“Shooter bias” is the principle, established in studies, that people are more likely to say they see a gun in the hand of an unarmed black person than in the hand of an unarmed white person. This is like the notion of the crimalblkman (from “criminal black man”), a word coined by Katheryn Russell-Brown, a law professor and director of the Center for the Study of Race and Race Relations at the University of Florida’s Fredric G. Levin College of Law. The word highlights how blackness and criminality have become synonymous in the public consciousness—and how black men are too often assumed to be guilty until proven innocent. These sorts of deadly assumptions allowed stop-and-frisk, a policing policy that encouraged police to place their hands on as many young black and Latino men as possible. For years in New York hundreds of thousands were stopped each year. More than 90 percent were found to be not guilty of any crime, yet they had to submit to a humiliating form of profiling before they were let go.

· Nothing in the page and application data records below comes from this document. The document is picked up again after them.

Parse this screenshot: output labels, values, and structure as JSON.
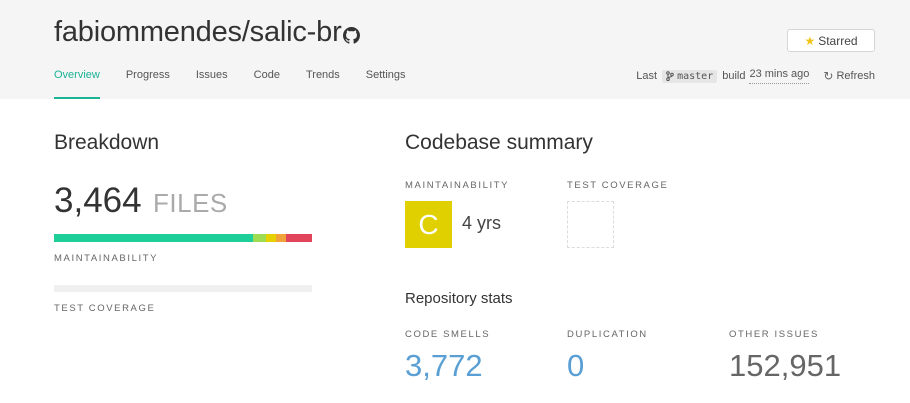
{
  "header": {
    "repo_title": "fabiommendes/salic-br",
    "github_icon": "github-icon",
    "star_button": {
      "icon": "star-icon",
      "label": "Starred"
    },
    "tabs": [
      {
        "label": "Overview",
        "active": true
      },
      {
        "label": "Progress",
        "active": false
      },
      {
        "label": "Issues",
        "active": false
      },
      {
        "label": "Code",
        "active": false
      },
      {
        "label": "Trends",
        "active": false
      },
      {
        "label": "Settings",
        "active": false
      }
    ],
    "build": {
      "prefix": "Last",
      "branch_icon": "git-branch-icon",
      "branch": "master",
      "label": "build",
      "ago": "23 mins ago",
      "refresh_icon": "refresh-icon",
      "refresh_label": "Refresh"
    }
  },
  "breakdown": {
    "title": "Breakdown",
    "files_count": "3,464",
    "files_unit": "FILES",
    "maintainability_label": "MAINTAINABILITY",
    "maintainability_distribution": [
      {
        "grade": "A",
        "fraction": 0.77,
        "color": "#1dd09a"
      },
      {
        "grade": "B",
        "fraction": 0.05,
        "color": "#9edd52"
      },
      {
        "grade": "C",
        "fraction": 0.04,
        "color": "#e6d100"
      },
      {
        "grade": "D",
        "fraction": 0.04,
        "color": "#f2a23a"
      },
      {
        "grade": "F",
        "fraction": 0.1,
        "color": "#e2445c"
      }
    ],
    "test_coverage_label": "TEST COVERAGE"
  },
  "summary": {
    "title": "Codebase summary",
    "maintainability_label": "MAINTAINABILITY",
    "grade": "C",
    "grade_color": "#e0d000",
    "years": "4 yrs",
    "test_coverage_label": "TEST COVERAGE",
    "stats_title": "Repository stats",
    "stats": [
      {
        "label": "CODE SMELLS",
        "value": "3,772",
        "color": "#5a9fd4"
      },
      {
        "label": "DUPLICATION",
        "value": "0",
        "color": "#5a9fd4"
      },
      {
        "label": "OTHER ISSUES",
        "value": "152,951",
        "color": "#666666"
      }
    ]
  }
}
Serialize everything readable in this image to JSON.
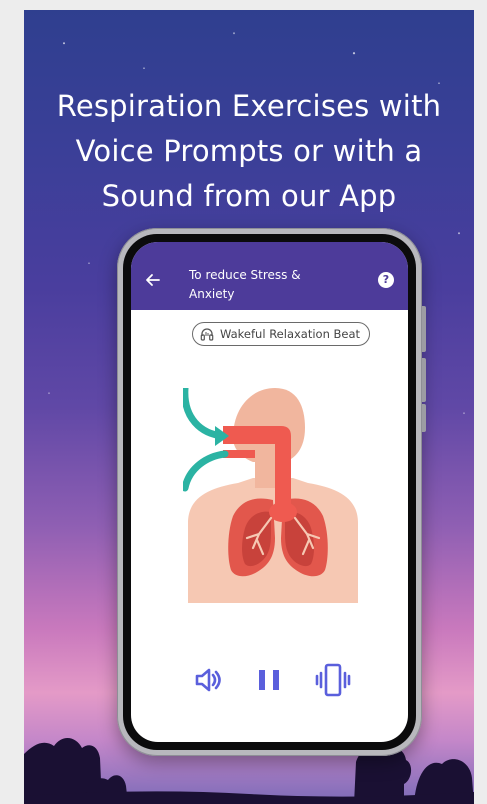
{
  "promo": {
    "headline_lines": [
      "Respiration Exercises with",
      "Voice Prompts or with a",
      "Sound from our App"
    ]
  },
  "app": {
    "title_line1": "To reduce Stress &",
    "title_line2": "Anxiety",
    "help_symbol": "?",
    "beat_chip_label": "Wakeful Relaxation Beat",
    "accent_color": "#4d3b9a",
    "control_color": "#5a5fdc"
  },
  "icons": {
    "back": "arrow-left-icon",
    "help": "help-circle-icon",
    "beat": "headphones-icon",
    "sound": "volume-icon",
    "pause": "pause-icon",
    "vibrate": "vibrate-icon"
  }
}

In 2013 a federal judge found the policy to be unconstitutional, but in countless incidents black men are approached with the presumption of guilt. This is perhaps why Trayvon Martin died. George Zimmerman spotted him in the distance and told a 911 dispatcher that Martin was up to no good, on drugs and had his hand on his waistband, implying he had a gun. It turns out he did not have a gun, was not a criminal and had just a trace amount of marijuana in his system. But Zimmerman’s assumptions set in motion a deadly chain of events. The Central Park Five were caught in a web spun from the assumption of guilt. And no matter what happens—even if the Central Park Five are paid millions—their lives were tragically altered because they were assumed to be guilty. Indeed, no matter what happens to them, there is no reason it couldn’t happen again today, no reason another group of black and Latino boys couldn’t be rounded up for a crime they didn’t commit, presumed guilty despite a dearth of evidence, convicted amid a heightened sense of civic tension and then marched into prison. It could happen anywhere in the country, and without a stroke of luck that brings the truth to light, these boys could languish in prison for a long, long time. And who would believe them?